Alan's mom and dad sent him to his room and I was asked to leave for the day so I grabbed my gear, shoved it in my backpack and rode my bike back home. When I got home I thought it would be a good idea to clean the gas out of my Cosmic Liquidator and that's when I made a startling discovery ... gasoline and cheap plastic are not friends. In fact, gasoline likes to eat away at cheap plastic. Yes, our brief adventure with the Cosmic Liquidator using gasoline as a projected medium of entertainment had melted the air pump and most of the internals of the water gun rendering it useless ... but while the gasoline spewing water gun had worked and before things had gotten out of hand with the out of control brush fire our experiments in making a homemade flamethrower had been nothing short of awesome.
Other than the loss of my cherished Cosmic Liquidator which the gasoline had eaten up, literally destroying my water gun from the inside out I never got in trouble for almost burning down the vacant lot across the street from Alan's house. Alan, on the other hand, got spanked by his father and was grounded for a week. I found that out the next day when Alan got to school and the two of us began to tell the other kids all about what we'd done.

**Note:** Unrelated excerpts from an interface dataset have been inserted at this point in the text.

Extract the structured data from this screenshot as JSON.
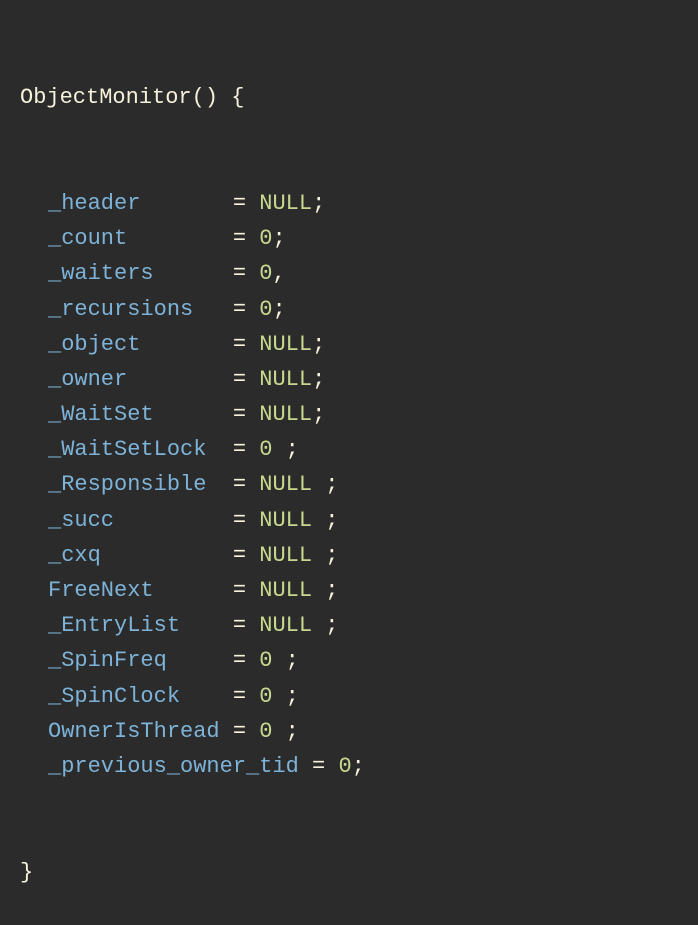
{
  "code": {
    "funcName": "ObjectMonitor",
    "openParen": "()",
    "openBrace": " {",
    "closeBrace": "}",
    "lines": [
      {
        "field": "_header",
        "pad": "       ",
        "val": "NULL",
        "term": ";"
      },
      {
        "field": "_count",
        "pad": "        ",
        "val": "0",
        "term": ";"
      },
      {
        "field": "_waiters",
        "pad": "      ",
        "val": "0",
        "term": ","
      },
      {
        "field": "_recursions",
        "pad": "   ",
        "val": "0",
        "term": ";"
      },
      {
        "field": "_object",
        "pad": "       ",
        "val": "NULL",
        "term": ";"
      },
      {
        "field": "_owner",
        "pad": "        ",
        "val": "NULL",
        "term": ";"
      },
      {
        "field": "_WaitSet",
        "pad": "      ",
        "val": "NULL",
        "term": ";"
      },
      {
        "field": "_WaitSetLock",
        "pad": "  ",
        "val": "0",
        "term": " ;"
      },
      {
        "field": "_Responsible",
        "pad": "  ",
        "val": "NULL",
        "term": " ;"
      },
      {
        "field": "_succ",
        "pad": "         ",
        "val": "NULL",
        "term": " ;"
      },
      {
        "field": "_cxq",
        "pad": "          ",
        "val": "NULL",
        "term": " ;"
      },
      {
        "field": "FreeNext",
        "pad": "      ",
        "val": "NULL",
        "term": " ;"
      },
      {
        "field": "_EntryList",
        "pad": "    ",
        "val": "NULL",
        "term": " ;"
      },
      {
        "field": "_SpinFreq",
        "pad": "     ",
        "val": "0",
        "term": " ;"
      },
      {
        "field": "_SpinClock",
        "pad": "    ",
        "val": "0",
        "term": " ;"
      },
      {
        "field": "OwnerIsThread",
        "pad": " ",
        "val": "0",
        "term": " ;"
      },
      {
        "field": "_previous_owner_tid",
        "pad": " ",
        "val": "0",
        "term": ";",
        "nopad2": true
      }
    ]
  }
}
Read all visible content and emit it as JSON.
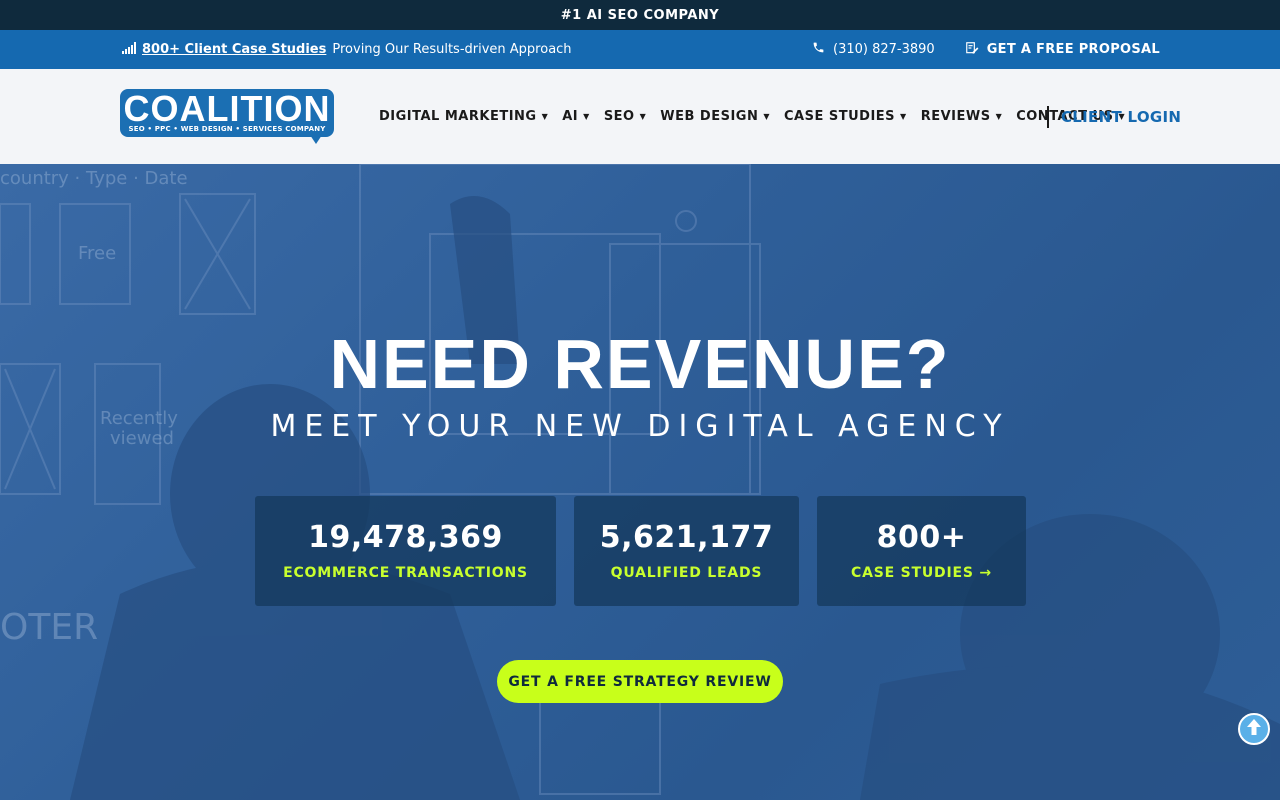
{
  "topbar": {
    "text": "#1 AI SEO COMPANY"
  },
  "bluebar": {
    "case_link": "800+ Client Case Studies",
    "case_rest": "Proving Our Results-driven Approach",
    "phone": "(310) 827-3890",
    "proposal": "GET A FREE PROPOSAL"
  },
  "logo": {
    "word": "COALITION",
    "tag": "SEO • PPC • WEB DESIGN • SERVICES COMPANY"
  },
  "nav": {
    "items": [
      {
        "label": "DIGITAL MARKETING"
      },
      {
        "label": "AI"
      },
      {
        "label": "SEO"
      },
      {
        "label": "WEB DESIGN"
      },
      {
        "label": "CASE STUDIES"
      },
      {
        "label": "REVIEWS"
      },
      {
        "label": "CONTACT US"
      }
    ],
    "client_login": "CLIENT LOGIN"
  },
  "hero": {
    "headline": "NEED REVENUE?",
    "subline": "MEET YOUR NEW DIGITAL AGENCY",
    "stats": [
      {
        "number": "19,478,369",
        "label": "ECOMMERCE TRANSACTIONS"
      },
      {
        "number": "5,621,177",
        "label": "QUALIFIED LEADS"
      },
      {
        "number": "800+",
        "label": "CASE STUDIES →"
      }
    ],
    "cta": "GET A FREE STRATEGY REVIEW"
  },
  "colors": {
    "accent_green": "#c8ff1a",
    "brand_blue": "#1569b0",
    "dark_navy": "#0f2a3d"
  },
  "icons": [
    "signal-bars-icon",
    "phone-icon",
    "proposal-edit-icon",
    "caret-down-icon",
    "arrow-up-icon"
  ]
}
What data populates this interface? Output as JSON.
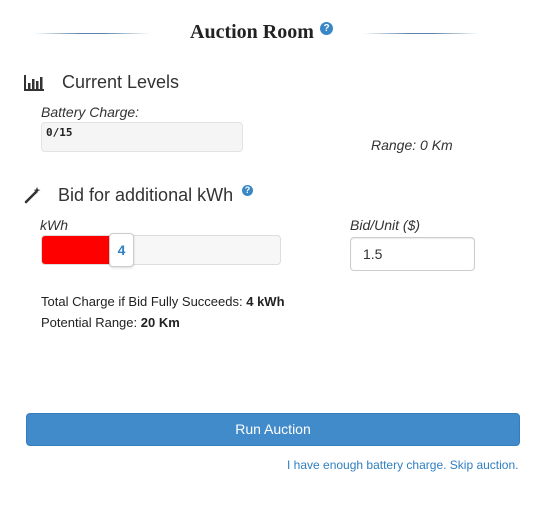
{
  "header": {
    "title": "Auction Room",
    "help_glyph": "?"
  },
  "current_levels": {
    "icon": "bar-chart-icon",
    "title": "Current Levels",
    "battery_label": "Battery Charge:",
    "battery_value": "0/15",
    "range_text": "Range: 0 Km"
  },
  "bid": {
    "icon": "magic-wand-icon",
    "title": "Bid for additional kWh",
    "help_glyph": "?",
    "kwh_label": "kWh",
    "kwh_value": "4",
    "kwh_fill_fraction": 0.16,
    "kwh_fill_color": "#ff0000",
    "bid_unit_label": "Bid/Unit ($)",
    "bid_unit_value": "1.5"
  },
  "summary": {
    "total_charge_label": "Total Charge if Bid Fully Succeeds:",
    "total_charge_value": "4 kWh",
    "potential_range_label": "Potential Range:",
    "potential_range_value": "20 Km"
  },
  "actions": {
    "run_label": "Run Auction",
    "skip_link": "I have enough battery charge. Skip auction."
  },
  "colors": {
    "accent": "#428bca",
    "link": "#2f7fc1"
  }
}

Of course, a little embelishment on our part didn't hurt either of our reputations for a while at school after that ...